Obviously, DVD is the Hot New Thing. We love it, we've written about it (see “World of Options” in the August 2001 issue), and we are working on more stories about it for future issues.
Professional-level DVD authoring can still be difficult, and though DVD-R burners are starting to become affordable, they are not yet common items in the average personal studio, and many consumers have not yet bought players. For those reasons, DVDR is just beginning to become a practical delivery medium for the average personal-studio owner.
On the other hand, good ol' CD-R and CD-RW remain extremely popular and highly accessible. Almost every consumer has a CD Audio player, and most of the newer ones play music CD-Rs. The majority of modern computers have CD drives that can read audio, video, and data CD-Rs. For many purposes, then, you are still best off delivering your product on CD.
You can do a lot more with CDs than many people realize, including creating enhanced discs that incorporate multiple types of rich media, such as music, video, text, animation, and graphics. For a musician/producer with products to market and distribute, CD remains a crucial delivery medium.
In fact, so ubiquitous is the humble CD that most of us take it for granted. Even EM's publisher, a knowledgeable musician with a background in music technology, was surprised when I told him that I intended to put a story about CD-R on our March cover. After all, he posited, the CD isn't news; everyone knows about CD technology.
No, they don't. Although CD has been around since the early 1980s and CD-R is now a mainstream technology, many studio-savvy musicians don't understand how the CD technologies work, why they sometimes don't work as expected, and how to get the most out of them. That lack of understanding isn't surprising when you realize that things in the world of CD-R/RW are not always as they appear to be. To fill this information gap, I called on two top authors with very different backgrounds.
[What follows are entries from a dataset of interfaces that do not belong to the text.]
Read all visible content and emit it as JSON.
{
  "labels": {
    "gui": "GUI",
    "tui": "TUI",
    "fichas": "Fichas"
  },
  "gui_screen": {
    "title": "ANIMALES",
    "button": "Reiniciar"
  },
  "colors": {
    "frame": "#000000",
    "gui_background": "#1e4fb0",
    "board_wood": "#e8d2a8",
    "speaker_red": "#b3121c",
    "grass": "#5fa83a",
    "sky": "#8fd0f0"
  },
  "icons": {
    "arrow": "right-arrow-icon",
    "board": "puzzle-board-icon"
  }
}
Former EM technical editor Gary S. Hall is one of those rare people who understands music technology at an engineering level and can communicate often difficult technical concepts in language that the average reader can understand. Therefore, I gave him the job of explaining the underlying technology behind CD-R and how to get the best results when burning discs. The result is “Burning Ambitions” (p. 58), a clear and thorough article that is interesting and enlightening.
David Battino, whose many credits include editing the 1999, 2000, and 2002 editions of EM's annual Desktop Music Production Guide, has a knack for explaining how to do cool things with music technology that may not have occurred to you. Having himself created highly successful enhanced CDs, he was the perfect choice to explain it to the rest of us, and he delivers the goods big-time in “More Than Meets the Ear” (p. 76). If you want to take full advantage of CD-R's potential, this story is a must-read.
After reading the stories, you will not only know more about CD and CD-R/RW technology than most musicians, you will have acquired a useful bag of tricks for burning, ripping, and fully utilizing this popular but strange medium. Enjoy!